Florida's telecommunications providers are scrambling to meet demand.
» Infrastructure Race
On the supply side, companies are racing to add infrastructure to keep up with the possibilities created by the expanding array of electronic devices and applications. More than 100 players have jumped into the telecom business in Florida, selling everything from wireless phone service to handsets to broadband, cable television and even cloud computing services.
"I don't know any industry that has seen technology change as fast as ours in the last few years," says Marshall Criser III, president of AT&T Florida.
For the competitors in the wireless world, revenue growth will come from providing gigabytes of data rather than voice minutes. And so they're spending big to accommodate the surge in bandwidth-intensive data traffic, whether that means enabling a business customer to run a credit card approval app on her smartphone or to download video quickly from YouTube.
"The user doesn't care how we make that happen. What they care about is experience," says Pamela Tope, Florida President for Verizon Wireless. Verizon has invested more than $1.3 billion in Florida since the company was formed in 2000 — $200 million in 2010 alone, she says. Ongoing investment will enable the company to offer its 4G LTE technology — its most advanced wireless cellular technology — throughout Florida within three years, she says.
Criser estimates his company will spend between $18 billion and $19 billion nationally in network infrastructure this year. From 2008 to 2010, AT&T invested more than $2.8 billion in its Florida wire line and wireless networks, the company says. "Our customers want to do whatever, wherever. They expect mobility," Criser says.
With competition for the consumer market so heated, telecom firms see potential growth from cultivating business customers. Big telecom players, including cable companies, "are going after law offices, doctor offices, any business that needs broadband or voice or TV as well. That's the next big opportunity," says telecommunications analyst Greg Ireland with IDC.
Broadband providers also are investing in infrastructure and counting on continued growth. As of May, 70 broadband providers in Florida served more than 6 million households, according to Connected Nation, a non-profit technology organization trying to bring affordable high-speed internet and broadband to all Americans.
The state has received approximately $39.2 million in federal awards for the improvement of broadband adoption and infrastructure. Most of it — just over $30 million — has gone to extend high-speed broadband services to underserved areas in 14 north-central Florida counties.
"One of the things that sets Florida apart is it doesn't have as many providers as other states do, and yet coverage availability is widespread," says Charles "Chip" Spann, director of technical and engineering services for Connected Nation.
As broadband availability widens in Florida, expect to see growth in services like voice over internet protocol (VoIP), internet protocol television (IPTV), web conferencing and cloud computing services, each of which uses the broadband platform.

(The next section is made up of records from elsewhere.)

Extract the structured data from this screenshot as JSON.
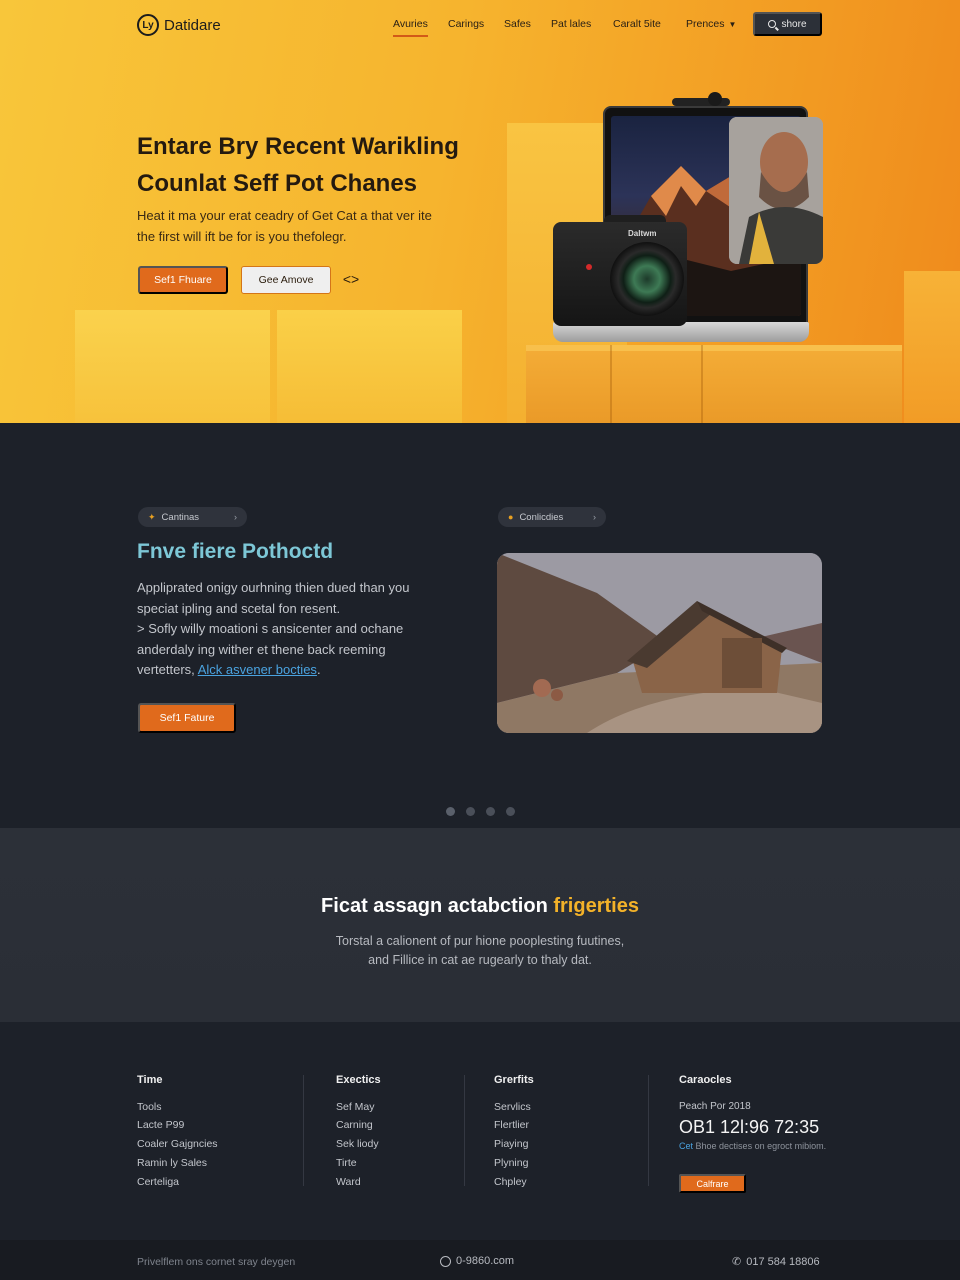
{
  "nav": {
    "logo_mark": "Ly",
    "logo_text": "Datidare",
    "links": [
      "Avuries",
      "Carings",
      "Safes",
      "Pat lales",
      "Caralt 5ite",
      "Prences"
    ],
    "search_label": "shore"
  },
  "hero": {
    "title_line1": "Entare Bry Recent Warikling",
    "title_line2": "Counlat Seff Pot Chanes",
    "subtitle_line1": "Heat it ma your erat ceadry of Get Cat a that ver ite",
    "subtitle_line2": "the first will ift be for is you thefolegr.",
    "primary_button": "Sef1 Fhuare",
    "secondary_button": "Gee Amove",
    "camera_brand": "Daltwm"
  },
  "feature": {
    "pill_left": "Cantinas",
    "pill_right": "Conlicdies",
    "title": "Fnve fiere Pothoctd",
    "body_line1": "Appliprated onigy ourhning thien dued than you",
    "body_line2": "speciat ipling and scetal fon resent.",
    "body_line3": "> Sofly willy moationi s ansicenter and ochane",
    "body_line4": "anderdaly ing wither et thene back reeming",
    "body_line5_prefix": "vertetters,",
    "body_link": "Alck asvener bocties",
    "body_line5_suffix": ".",
    "button": "Sef1 Fature",
    "carousel_dots": 4,
    "carousel_active": 0
  },
  "cta": {
    "title_main": "Ficat assagn actabction",
    "title_accent": "frigerties",
    "sub_line1": "Torstal a calionent of pur hione pooplesting fuutines,",
    "sub_line2": "and Fillice in cat ae rugearly to thaly dat."
  },
  "footer": {
    "col1": {
      "heading": "Time",
      "items": [
        "Tools",
        "Lacte P99",
        "Coaler Gajgncies",
        "Ramin ly Sales",
        "Certeliga"
      ]
    },
    "col2": {
      "heading": "Exectics",
      "items": [
        "Sef May",
        "Carning",
        "Sek liody",
        "Tirte",
        "Ward"
      ]
    },
    "col3": {
      "heading": "Grerfits",
      "items": [
        "Servlics",
        "Flertlier",
        "Piaying",
        "Plyning",
        "Chpley"
      ]
    },
    "col4": {
      "heading": "Caraocles",
      "label": "Peach Por 2018",
      "number": "OB1 12l:96 72:35",
      "note_highlight": "Cet",
      "note_rest": "Bhoe dectises on egroct mibiom.",
      "button": "Calfrare"
    }
  },
  "bottom": {
    "left": "Privelflem ons cornet sray deygen",
    "mid": "0-9860.com",
    "right": "017 584 18806"
  },
  "colors": {
    "accent_orange": "#e06a1c",
    "accent_yellow": "#f3b229",
    "feature_title": "#7dc7d6",
    "link_blue": "#4aa3e0",
    "dark_bg": "#1d2129"
  }
}
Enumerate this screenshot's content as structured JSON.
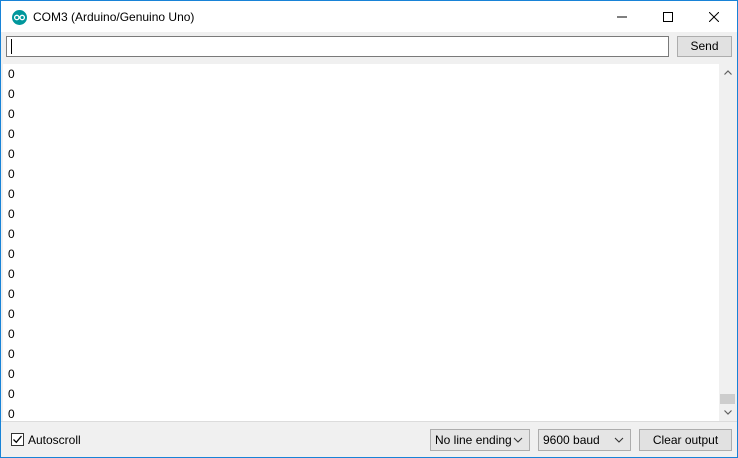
{
  "window": {
    "title": "COM3 (Arduino/Genuino Uno)"
  },
  "send": {
    "input_value": "",
    "button_label": "Send"
  },
  "output": {
    "lines": [
      "0",
      "0",
      "0",
      "0",
      "0",
      "0",
      "0",
      "0",
      "0",
      "0",
      "0",
      "0",
      "0",
      "0",
      "0",
      "0",
      "0",
      "0"
    ]
  },
  "footer": {
    "autoscroll_label": "Autoscroll",
    "autoscroll_checked": true,
    "line_ending": "No line ending",
    "baud": "9600 baud",
    "clear_label": "Clear output"
  },
  "colors": {
    "icon": "#00979c",
    "window_border": "#1883d7"
  },
  "icons": [
    "arduino-logo-icon",
    "minimize-icon",
    "maximize-icon",
    "close-icon",
    "scroll-up-icon",
    "scroll-down-icon",
    "chevron-down-icon",
    "checkmark-icon"
  ]
}
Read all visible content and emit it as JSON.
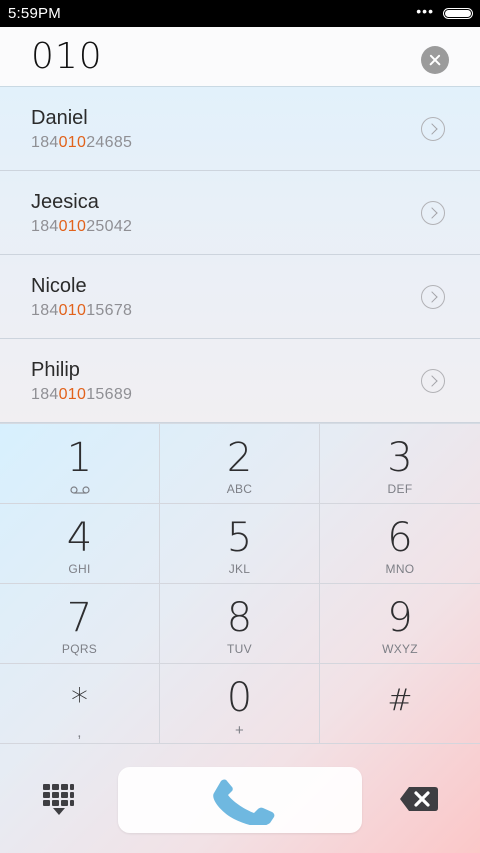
{
  "status_bar": {
    "time": "5:59PM",
    "dots": "•••"
  },
  "dialer": {
    "typed_number": "010"
  },
  "contacts": [
    {
      "name": "Daniel",
      "phone_prefix": "184",
      "phone_match": "010",
      "phone_suffix": "24685"
    },
    {
      "name": "Jeesica",
      "phone_prefix": "184",
      "phone_match": "010",
      "phone_suffix": "25042"
    },
    {
      "name": "Nicole",
      "phone_prefix": "184",
      "phone_match": "010",
      "phone_suffix": "15678"
    },
    {
      "name": "Philip",
      "phone_prefix": "184",
      "phone_match": "010",
      "phone_suffix": "15689"
    }
  ],
  "keypad": [
    {
      "digit": "1",
      "sub": "",
      "icon": "voicemail-icon"
    },
    {
      "digit": "2",
      "sub": "ABC"
    },
    {
      "digit": "3",
      "sub": "DEF"
    },
    {
      "digit": "4",
      "sub": "GHI"
    },
    {
      "digit": "5",
      "sub": "JKL"
    },
    {
      "digit": "6",
      "sub": "MNO"
    },
    {
      "digit": "7",
      "sub": "PQRS"
    },
    {
      "digit": "8",
      "sub": "TUV"
    },
    {
      "digit": "9",
      "sub": "WXYZ"
    },
    {
      "digit": "*",
      "sub": ","
    },
    {
      "digit": "0",
      "sub": "+"
    },
    {
      "digit": "#",
      "sub": ""
    }
  ],
  "icons": {
    "dialpad": "dialpad-grid-icon",
    "call": "phone-handset-icon",
    "backspace": "backspace-icon",
    "clear": "clear-circle-icon",
    "details": "chevron-right-circle-icon"
  },
  "colors": {
    "match_highlight": "#e2621b",
    "call_icon": "#6fb8e0",
    "keypad_gradient_start": "#d7f0fe",
    "keypad_gradient_end": "#fbc7c8"
  }
}
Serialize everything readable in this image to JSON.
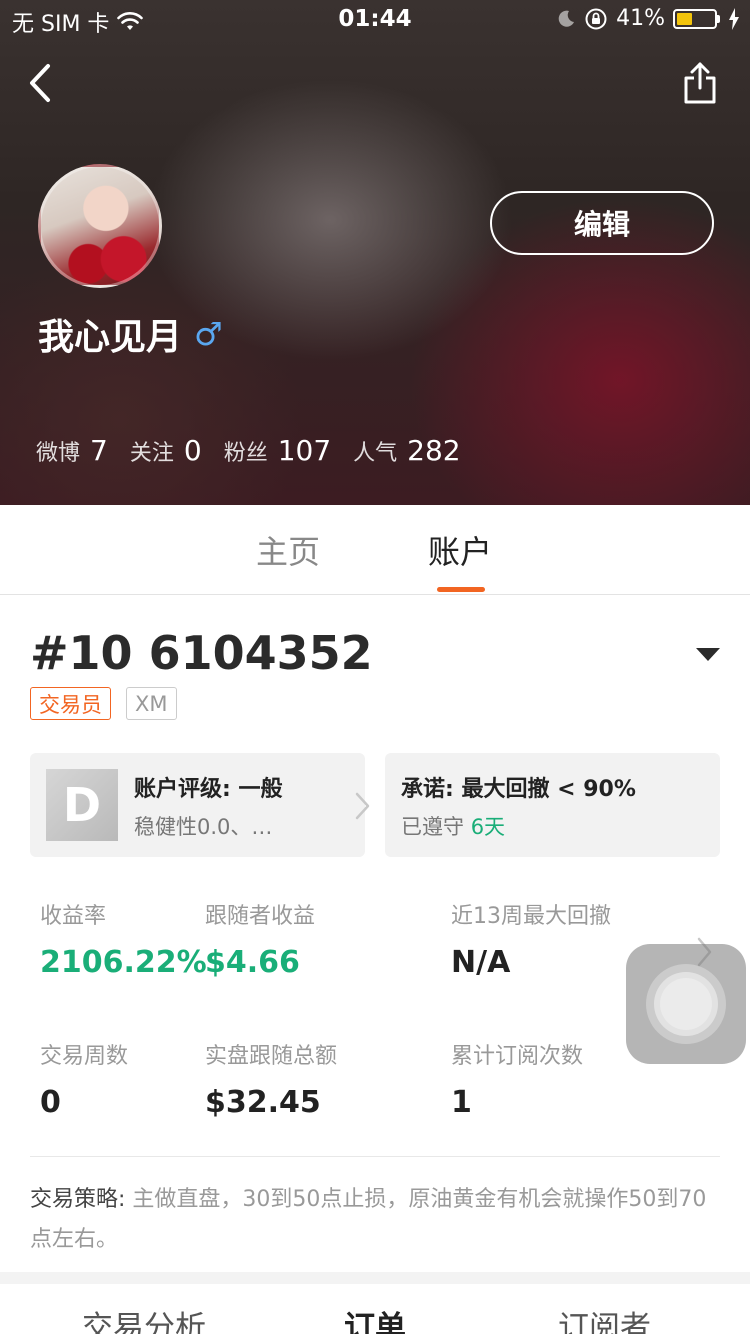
{
  "status_bar": {
    "carrier": "无 SIM 卡",
    "time": "01:44",
    "battery_percent": "41%",
    "battery_level": 0.41,
    "battery_color": "#f3c40c"
  },
  "header": {
    "back_icon": "chevron-left-icon",
    "share_icon": "share-icon",
    "edit_label": "编辑",
    "username": "我心见月",
    "gender_symbol": "♂",
    "stats": [
      {
        "label": "微博",
        "value": "7"
      },
      {
        "label": "关注",
        "value": "0"
      },
      {
        "label": "粉丝",
        "value": "107"
      },
      {
        "label": "人气",
        "value": "282"
      }
    ]
  },
  "tabs": {
    "home": "主页",
    "account": "账户",
    "active": "account",
    "accent_color": "#f26522"
  },
  "account": {
    "number": "#10 6104352",
    "tag_role": "交易员",
    "tag_broker": "XM",
    "rating_card": {
      "grade": "D",
      "title": "账户评级: 一般",
      "subtitle": "稳健性0.0、…"
    },
    "promise_card": {
      "title": "承诺: 最大回撤 < 90%",
      "kept_label": "已遵守",
      "kept_days": "6天"
    },
    "metrics": [
      {
        "label": "收益率",
        "value": "2106.22%",
        "highlight": true
      },
      {
        "label": "跟随者收益",
        "value": "$4.66",
        "highlight": true
      },
      {
        "label": "近13周最大回撤",
        "value": "N/A",
        "highlight": false
      },
      {
        "label": "交易周数",
        "value": "0",
        "highlight": false
      },
      {
        "label": "实盘跟随总额",
        "value": "$32.45",
        "highlight": false
      },
      {
        "label": "累计订阅次数",
        "value": "1",
        "highlight": false
      }
    ],
    "positive_color": "#1aae78",
    "strategy_label": "交易策略:",
    "strategy_text": "主做直盘，30到50点止损，原油黄金有机会就操作50到70点左右。"
  },
  "bottom_tabs": {
    "analysis": "交易分析",
    "orders": "订单",
    "subscribers": "订阅者"
  }
}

The Telecommunications Industry Association forecasts these four categories will be the fastest-growing components of the U.S. telecommunications market during the next four years.
Miami-based Terremark began offering "cloud" data storage services to businesses and government agencies in 2007, attracting a suitor in Verizon, which bought Terremark earlier this year for $1.4 billion. Verizon hopes the deal will give it more customers and clout in the cloud computing?market. "Businesses love to be on our cloud because it's more efficient and less expensive," says Marvin Wheeler, Terremark's chief strategy officer. "Verizon sees it as something that can move the needle on their revenue growth."